Data released by the BLS this week shows that the rate of CPI inflation in the U.S. was just 3.2% in October. The graph below shows annual inflation rates since 1990.
This is monthly data, but it shows the percentage growth in the CPI over the course of one year. This is how we generally measure inflation, but drastic shifts in this inflation measure are rare because it includes data for the entire preceding year. In fact, looking at the raw CPI data for October 2023 indicates no change at all for the CPI (zero inflation) for the month of October.
I like to point out that the battle to reduce inflation has been admirably fought by Jerome Powell and the Federal Reserve. They have weathered many complaints about potentially rising unemployment over the past year and a half as they tightened monetary policy through interest rate rises. And yet the unemployment rate in the U.S. is still just 3.9 percent.

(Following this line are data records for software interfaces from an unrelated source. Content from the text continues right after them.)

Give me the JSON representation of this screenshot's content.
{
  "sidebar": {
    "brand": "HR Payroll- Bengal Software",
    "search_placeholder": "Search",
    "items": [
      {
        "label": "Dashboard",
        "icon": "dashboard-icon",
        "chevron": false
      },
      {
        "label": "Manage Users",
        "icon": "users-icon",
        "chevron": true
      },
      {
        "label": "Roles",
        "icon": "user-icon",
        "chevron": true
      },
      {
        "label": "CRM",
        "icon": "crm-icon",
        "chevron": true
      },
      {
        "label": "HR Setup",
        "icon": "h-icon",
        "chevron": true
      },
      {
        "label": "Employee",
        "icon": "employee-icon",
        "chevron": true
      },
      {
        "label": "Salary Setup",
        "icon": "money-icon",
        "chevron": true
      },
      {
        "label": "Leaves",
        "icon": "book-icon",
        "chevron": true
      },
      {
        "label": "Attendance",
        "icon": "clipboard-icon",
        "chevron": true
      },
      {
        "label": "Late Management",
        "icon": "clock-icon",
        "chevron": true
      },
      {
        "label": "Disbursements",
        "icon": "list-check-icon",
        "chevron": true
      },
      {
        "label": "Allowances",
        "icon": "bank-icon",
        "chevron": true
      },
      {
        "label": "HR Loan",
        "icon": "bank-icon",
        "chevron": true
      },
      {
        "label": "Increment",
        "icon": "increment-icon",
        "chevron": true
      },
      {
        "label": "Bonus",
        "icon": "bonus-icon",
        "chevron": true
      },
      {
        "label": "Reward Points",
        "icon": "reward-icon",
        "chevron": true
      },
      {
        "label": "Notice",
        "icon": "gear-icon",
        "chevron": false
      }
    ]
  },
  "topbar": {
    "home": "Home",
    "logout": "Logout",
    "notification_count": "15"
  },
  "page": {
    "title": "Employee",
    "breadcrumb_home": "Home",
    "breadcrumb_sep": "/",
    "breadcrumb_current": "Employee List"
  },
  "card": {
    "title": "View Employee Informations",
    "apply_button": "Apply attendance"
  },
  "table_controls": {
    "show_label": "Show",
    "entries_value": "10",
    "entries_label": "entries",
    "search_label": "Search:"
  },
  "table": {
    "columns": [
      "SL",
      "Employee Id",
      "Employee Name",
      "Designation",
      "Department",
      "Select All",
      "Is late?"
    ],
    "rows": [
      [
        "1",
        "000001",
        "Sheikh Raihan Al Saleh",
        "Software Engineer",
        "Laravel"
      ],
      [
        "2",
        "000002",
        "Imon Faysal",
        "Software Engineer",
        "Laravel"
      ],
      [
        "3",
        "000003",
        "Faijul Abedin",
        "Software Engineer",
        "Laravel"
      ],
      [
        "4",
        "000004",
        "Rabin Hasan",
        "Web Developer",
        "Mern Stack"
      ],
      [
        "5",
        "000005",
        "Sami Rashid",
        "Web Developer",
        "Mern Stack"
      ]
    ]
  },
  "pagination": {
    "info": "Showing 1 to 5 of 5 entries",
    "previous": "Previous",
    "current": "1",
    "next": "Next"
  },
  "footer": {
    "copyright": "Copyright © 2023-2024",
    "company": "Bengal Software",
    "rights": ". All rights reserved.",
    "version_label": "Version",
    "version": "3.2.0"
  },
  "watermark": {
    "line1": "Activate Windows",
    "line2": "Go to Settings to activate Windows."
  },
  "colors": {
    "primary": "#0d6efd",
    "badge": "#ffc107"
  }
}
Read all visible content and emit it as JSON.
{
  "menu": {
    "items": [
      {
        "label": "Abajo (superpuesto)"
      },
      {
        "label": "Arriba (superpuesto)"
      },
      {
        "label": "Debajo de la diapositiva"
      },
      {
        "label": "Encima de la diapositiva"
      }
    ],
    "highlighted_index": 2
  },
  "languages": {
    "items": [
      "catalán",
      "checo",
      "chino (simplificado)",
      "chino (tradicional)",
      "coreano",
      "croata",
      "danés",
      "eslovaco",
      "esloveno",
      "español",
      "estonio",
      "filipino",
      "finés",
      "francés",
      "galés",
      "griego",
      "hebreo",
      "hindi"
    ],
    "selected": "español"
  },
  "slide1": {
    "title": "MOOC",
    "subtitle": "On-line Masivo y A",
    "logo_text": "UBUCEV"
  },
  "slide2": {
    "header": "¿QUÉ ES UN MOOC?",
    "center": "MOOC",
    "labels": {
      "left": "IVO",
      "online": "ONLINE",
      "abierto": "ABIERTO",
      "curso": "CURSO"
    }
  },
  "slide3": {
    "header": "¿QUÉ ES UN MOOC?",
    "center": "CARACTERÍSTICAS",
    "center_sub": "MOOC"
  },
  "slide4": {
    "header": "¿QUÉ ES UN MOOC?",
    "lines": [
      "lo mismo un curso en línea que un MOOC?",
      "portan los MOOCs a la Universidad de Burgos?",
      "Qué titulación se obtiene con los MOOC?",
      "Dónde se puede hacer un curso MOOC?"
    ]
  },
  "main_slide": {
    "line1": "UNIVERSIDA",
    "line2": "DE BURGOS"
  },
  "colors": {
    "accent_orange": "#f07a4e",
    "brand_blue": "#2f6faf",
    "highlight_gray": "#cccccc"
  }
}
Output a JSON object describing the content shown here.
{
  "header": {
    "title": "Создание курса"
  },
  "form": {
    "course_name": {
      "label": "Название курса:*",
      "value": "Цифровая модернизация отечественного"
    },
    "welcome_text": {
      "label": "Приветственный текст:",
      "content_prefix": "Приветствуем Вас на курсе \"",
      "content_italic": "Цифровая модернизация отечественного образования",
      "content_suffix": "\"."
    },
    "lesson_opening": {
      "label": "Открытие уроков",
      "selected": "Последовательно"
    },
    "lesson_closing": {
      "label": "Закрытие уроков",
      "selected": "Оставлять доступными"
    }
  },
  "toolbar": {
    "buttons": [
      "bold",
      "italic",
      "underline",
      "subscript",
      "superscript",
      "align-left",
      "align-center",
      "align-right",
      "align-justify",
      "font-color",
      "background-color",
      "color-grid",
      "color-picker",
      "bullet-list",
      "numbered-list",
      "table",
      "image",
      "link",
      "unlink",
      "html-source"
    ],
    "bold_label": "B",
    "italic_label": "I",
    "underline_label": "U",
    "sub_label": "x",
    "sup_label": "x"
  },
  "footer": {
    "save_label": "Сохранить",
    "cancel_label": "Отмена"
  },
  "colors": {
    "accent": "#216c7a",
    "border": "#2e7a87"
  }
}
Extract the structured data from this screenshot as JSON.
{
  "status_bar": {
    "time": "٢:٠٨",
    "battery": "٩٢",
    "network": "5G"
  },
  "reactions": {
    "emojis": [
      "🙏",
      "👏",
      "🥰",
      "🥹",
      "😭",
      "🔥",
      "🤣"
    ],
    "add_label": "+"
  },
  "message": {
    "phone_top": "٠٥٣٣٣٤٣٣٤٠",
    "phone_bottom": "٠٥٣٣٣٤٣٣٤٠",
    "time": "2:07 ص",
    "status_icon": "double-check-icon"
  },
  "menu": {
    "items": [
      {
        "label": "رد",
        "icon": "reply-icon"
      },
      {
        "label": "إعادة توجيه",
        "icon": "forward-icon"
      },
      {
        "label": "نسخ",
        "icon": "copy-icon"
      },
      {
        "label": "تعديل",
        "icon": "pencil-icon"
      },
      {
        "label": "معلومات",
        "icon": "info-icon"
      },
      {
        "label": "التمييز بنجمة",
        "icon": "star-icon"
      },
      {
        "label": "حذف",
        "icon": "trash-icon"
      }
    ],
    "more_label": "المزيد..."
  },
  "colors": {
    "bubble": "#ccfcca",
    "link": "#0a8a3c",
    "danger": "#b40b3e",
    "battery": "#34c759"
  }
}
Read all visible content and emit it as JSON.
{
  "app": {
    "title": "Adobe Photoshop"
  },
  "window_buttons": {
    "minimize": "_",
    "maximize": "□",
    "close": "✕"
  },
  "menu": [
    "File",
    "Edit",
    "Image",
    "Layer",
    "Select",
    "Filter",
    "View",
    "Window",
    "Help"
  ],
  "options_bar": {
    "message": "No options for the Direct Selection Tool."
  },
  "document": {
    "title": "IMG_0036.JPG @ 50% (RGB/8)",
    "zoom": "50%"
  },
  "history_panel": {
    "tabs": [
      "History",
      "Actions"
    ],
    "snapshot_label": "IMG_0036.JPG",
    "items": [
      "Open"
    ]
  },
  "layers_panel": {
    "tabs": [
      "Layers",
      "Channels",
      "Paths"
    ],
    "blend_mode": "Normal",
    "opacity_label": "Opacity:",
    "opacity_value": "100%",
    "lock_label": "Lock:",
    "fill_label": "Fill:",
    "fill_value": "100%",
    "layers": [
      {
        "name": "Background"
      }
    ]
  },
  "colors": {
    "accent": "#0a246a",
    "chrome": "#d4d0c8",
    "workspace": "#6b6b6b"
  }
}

The Fed's increases in interest rates have reduced the quantity of money circulating in the economy. The graph below shows the M2 money supply since 1990.
Economists do not all agree on the direct link between M2 and inflation, but they are clearly not unrelated. That is, many factors might influence inflation in the economy, but the M2 money supply is a clear contributor.